» Assignment: Whenever a line carries the word "label", pull it out of the entries.

-------- Records for processing --------

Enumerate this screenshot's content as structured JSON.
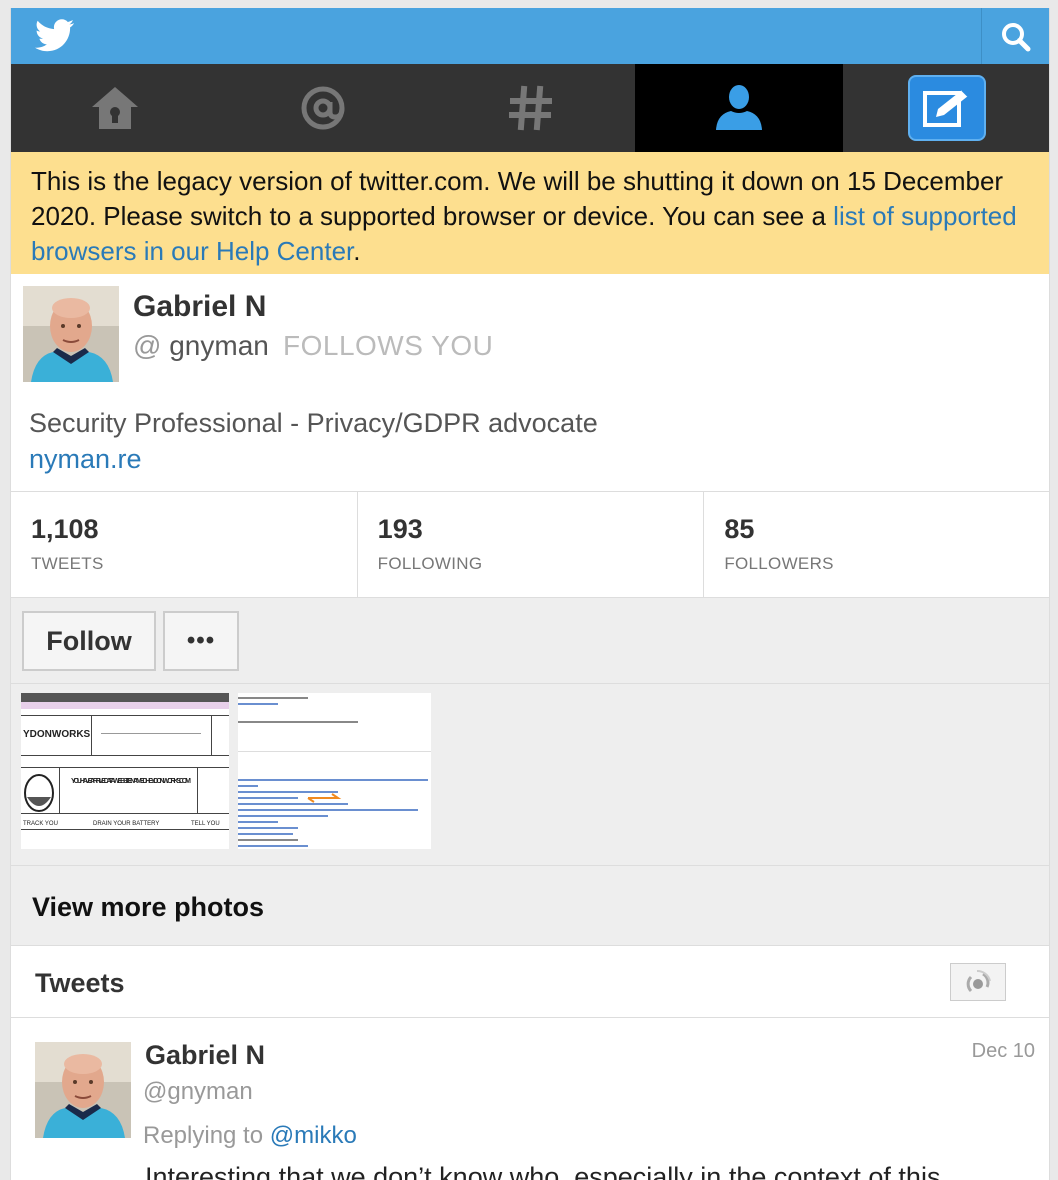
{
  "colors": {
    "brand_blue": "#4aa3df",
    "nav_bg": "#333333",
    "banner_bg": "#fddf8f",
    "link": "#2a7ab8"
  },
  "icons": {
    "logo": "twitter-bird-icon",
    "search": "search-icon",
    "home": "home-icon",
    "mentions": "at-icon",
    "discover": "hashtag-icon",
    "me": "person-icon",
    "compose": "compose-icon",
    "refresh": "refresh-icon"
  },
  "banner": {
    "text": "This is the legacy version of twitter.com. We will be shutting it down on 15 December 2020. Please switch to a supported browser or device. You can see a ",
    "link": "list of supported browsers in our Help Center",
    "end": "."
  },
  "profile": {
    "name": "Gabriel N",
    "at": "@",
    "handle": "gnyman",
    "follows_you": "FOLLOWS YOU",
    "bio": "Security Professional - Privacy/GDPR advocate",
    "url": "nyman.re"
  },
  "stats": [
    {
      "value": "1,108",
      "label": "TWEETS"
    },
    {
      "value": "193",
      "label": "FOLLOWING"
    },
    {
      "value": "85",
      "label": "FOLLOWERS"
    }
  ],
  "actions": {
    "follow": "Follow",
    "more": "•••"
  },
  "photos": {
    "thumb1": {
      "brand": "YDONWORKS",
      "headline": "YOU HAVE ARRIVED AT A WEBSITE NAMED HEYDONWORKS.COM",
      "footer": [
        "TRACK YOU",
        "DRAIN YOUR BATTERY",
        "TELL YOU"
      ]
    },
    "view_more": "View more photos"
  },
  "tweets": {
    "title": "Tweets",
    "items": [
      {
        "name": "Gabriel N",
        "handle": "@gnyman",
        "date": "Dec 10",
        "reply_prefix": "Replying to ",
        "reply_to": "@mikko",
        "text": "Interesting that we don’t know who, especially in the context of this"
      }
    ]
  }
}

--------

» Answer below:
      "label": "TWEETS"
      "label": "FOLLOWING"
      "label": "FOLLOWERS"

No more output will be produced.